“Regrettably, this time EDL organisers have not been prepared to compromise on an alternative route, although we would remind them we are still prepared to discuss alternatives.
“Those planning to attend should be aware there has been no agreement with police with regards to meeting points or route locations.”
Protest group Newcastle Unites has also spoken to police about marching through the West End tomorrow.
And after discussions the route of this demonstration was altered.
Mrs Sim has vowed that officers will be out on the streets to ensure all protests pass peacefully and that residents’ safety will be a priority.

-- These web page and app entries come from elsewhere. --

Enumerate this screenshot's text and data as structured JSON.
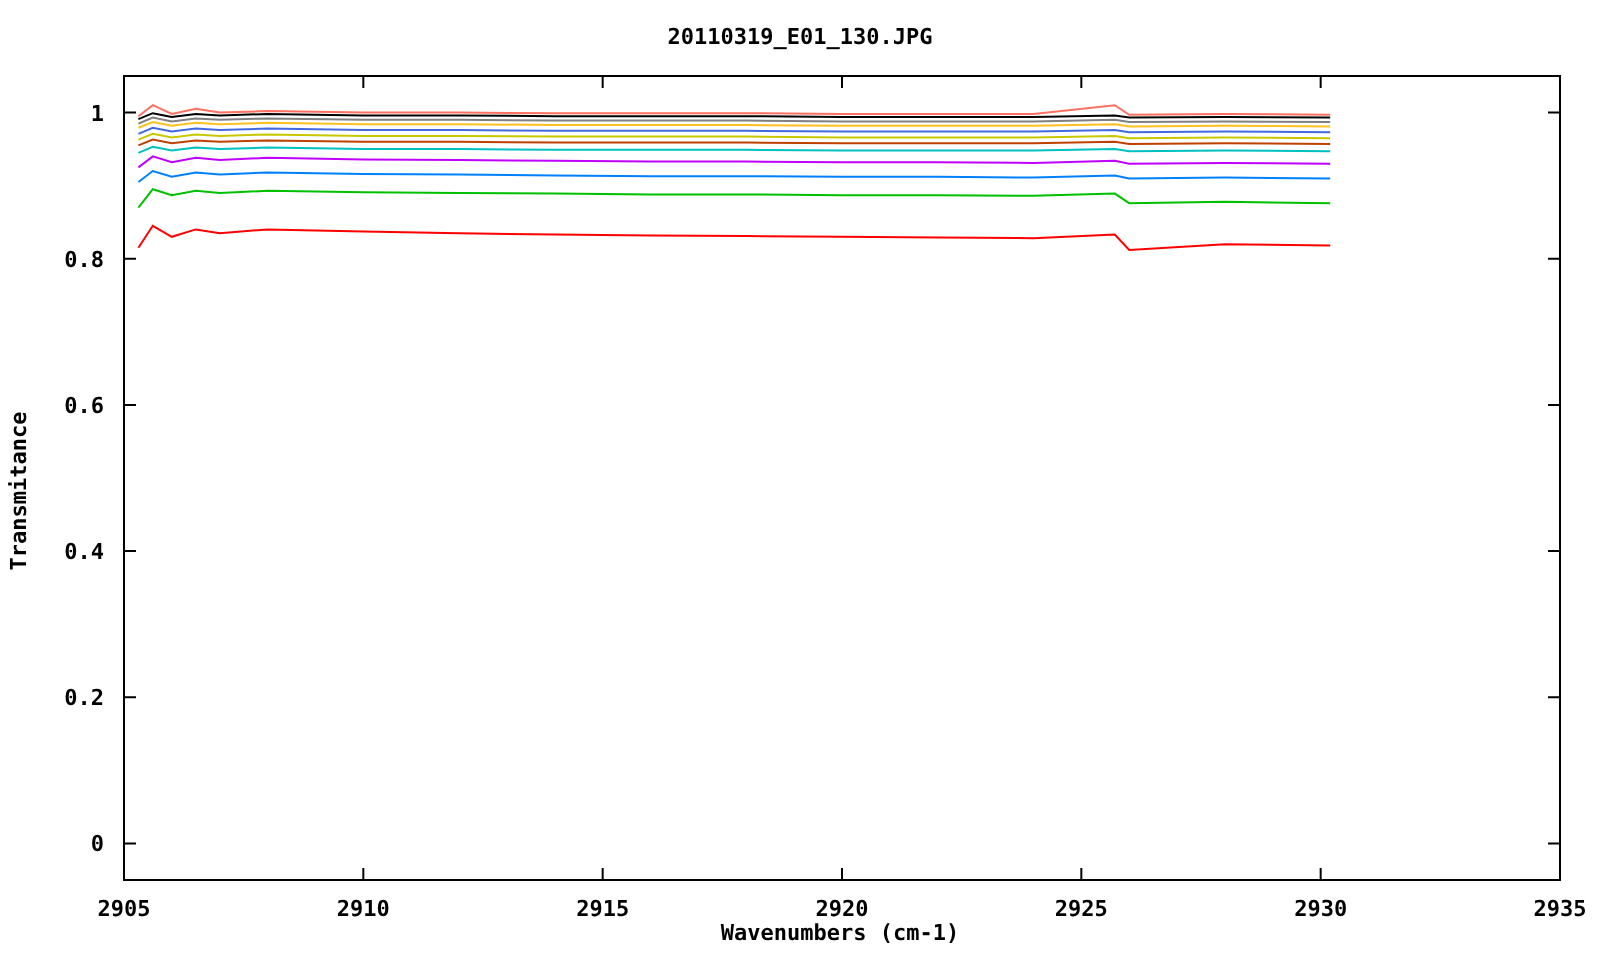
{
  "chart_data": {
    "type": "line",
    "title": "20110319_E01_130.JPG",
    "xlabel": "Wavenumbers (cm-1)",
    "ylabel": "Transmitance",
    "x": [
      2905.3,
      2905.6,
      2906,
      2906.5,
      2907,
      2908,
      2910,
      2912,
      2914,
      2916,
      2918,
      2920,
      2922,
      2924,
      2925.7,
      2926,
      2928,
      2930.2
    ],
    "xlim": [
      2905,
      2935
    ],
    "ylim": [
      -0.05,
      1.05
    ],
    "xticks": [
      2905,
      2910,
      2915,
      2920,
      2925,
      2930,
      2935
    ],
    "yticks": [
      0,
      0.2,
      0.4,
      0.6,
      0.8,
      {
        "value": 1,
        "label": "1"
      }
    ],
    "series": [
      {
        "color": "#ff0000",
        "values": [
          0.815,
          0.845,
          0.83,
          0.84,
          0.835,
          0.84,
          0.837,
          0.835,
          0.833,
          0.832,
          0.831,
          0.83,
          0.829,
          0.828,
          0.833,
          0.812,
          0.82,
          0.818
        ]
      },
      {
        "color": "#00c000",
        "values": [
          0.87,
          0.895,
          0.887,
          0.893,
          0.89,
          0.893,
          0.891,
          0.89,
          0.889,
          0.888,
          0.888,
          0.887,
          0.887,
          0.886,
          0.889,
          0.876,
          0.878,
          0.876
        ]
      },
      {
        "color": "#0080ff",
        "values": [
          0.905,
          0.92,
          0.912,
          0.918,
          0.915,
          0.918,
          0.916,
          0.915,
          0.914,
          0.913,
          0.913,
          0.912,
          0.912,
          0.911,
          0.914,
          0.91,
          0.911,
          0.91
        ]
      },
      {
        "color": "#c000ff",
        "values": [
          0.925,
          0.94,
          0.932,
          0.938,
          0.935,
          0.938,
          0.936,
          0.935,
          0.934,
          0.933,
          0.933,
          0.932,
          0.932,
          0.931,
          0.934,
          0.93,
          0.931,
          0.93
        ]
      },
      {
        "color": "#00c0c0",
        "values": [
          0.945,
          0.953,
          0.948,
          0.952,
          0.95,
          0.952,
          0.95,
          0.95,
          0.949,
          0.949,
          0.949,
          0.948,
          0.948,
          0.948,
          0.95,
          0.947,
          0.948,
          0.947
        ]
      },
      {
        "color": "#c04000",
        "values": [
          0.955,
          0.963,
          0.958,
          0.962,
          0.96,
          0.962,
          0.96,
          0.96,
          0.959,
          0.959,
          0.959,
          0.958,
          0.958,
          0.958,
          0.96,
          0.957,
          0.958,
          0.957
        ]
      },
      {
        "color": "#c8c800",
        "values": [
          0.963,
          0.971,
          0.966,
          0.97,
          0.968,
          0.97,
          0.968,
          0.968,
          0.967,
          0.967,
          0.967,
          0.966,
          0.966,
          0.966,
          0.968,
          0.965,
          0.966,
          0.965
        ]
      },
      {
        "color": "#4169e1",
        "values": [
          0.971,
          0.979,
          0.974,
          0.978,
          0.976,
          0.978,
          0.976,
          0.976,
          0.975,
          0.975,
          0.975,
          0.974,
          0.974,
          0.974,
          0.976,
          0.973,
          0.974,
          0.973
        ]
      },
      {
        "color": "#ffc020",
        "values": [
          0.979,
          0.987,
          0.982,
          0.986,
          0.984,
          0.986,
          0.984,
          0.984,
          0.983,
          0.983,
          0.983,
          0.982,
          0.982,
          0.982,
          0.984,
          0.981,
          0.982,
          0.981
        ]
      },
      {
        "color": "#808080",
        "values": [
          0.985,
          0.993,
          0.988,
          0.992,
          0.99,
          0.992,
          0.99,
          0.99,
          0.989,
          0.989,
          0.989,
          0.988,
          0.988,
          0.988,
          0.99,
          0.987,
          0.988,
          0.987
        ]
      },
      {
        "color": "#000000",
        "values": [
          0.991,
          0.999,
          0.994,
          0.998,
          0.996,
          0.998,
          0.996,
          0.996,
          0.995,
          0.995,
          0.995,
          0.994,
          0.994,
          0.994,
          0.996,
          0.993,
          0.994,
          0.993
        ]
      },
      {
        "color": "#ff7060",
        "values": [
          0.995,
          1.01,
          0.998,
          1.005,
          1.0,
          1.002,
          1.0,
          1.0,
          0.999,
          0.999,
          0.999,
          0.998,
          0.998,
          0.998,
          1.01,
          0.997,
          0.998,
          0.997
        ]
      }
    ]
  }
}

She added: “We have an excellent history of harmonious relations between all our communities and the public should rest assured that their safety remains our priority. We will not allow anything to disrupt their way of life or any marches to take place in residential areas.
“Our neighbourhood officers, known to local communities, together with other officers will be out and about in the run up to and throughout Saturday to reassure local people and answer any questions they may have.
“We have also been working with representatives of the local community and partners in the run up to the weekend.
“We do expect Saturday to be extremely busy in Newcastle but it will be ‘business as usual’. There are a number of events going on in the city centre and surrounding areas but there is no need for anyone to change their plans or avoid the city.”
Northumbria Police’s Police and Crime Commissioner, Vera Baird is now appealing to the EDL to get in touch.
She said: “The Chief Constable has made an operational decision that no march or demonstration should be allowed in the west end of Newcastle on March 17, and, although I do not make operational decisions, as the Police and Crime Commissioner I agree and support her wholeheartedly.
“Few people would wish to have their communities disrupted in that way, including probably those who want to protest.
“In previous demonstrations, protests and marches by the English Defence League (EDL), they have accepted the request to discuss the route and the details with Northumbria Police, who have a good history of protecting the right to protest whilst ensuring that people who are not involved are not seriously inconvenienced.
“It is disappointing that the EDL have refused to give details of their plans to the police.
“I would appeal to them to make contact now and agree reasonable arrangements as usual.”
Source – Newcastle Evening Chronicle, 16 May 2014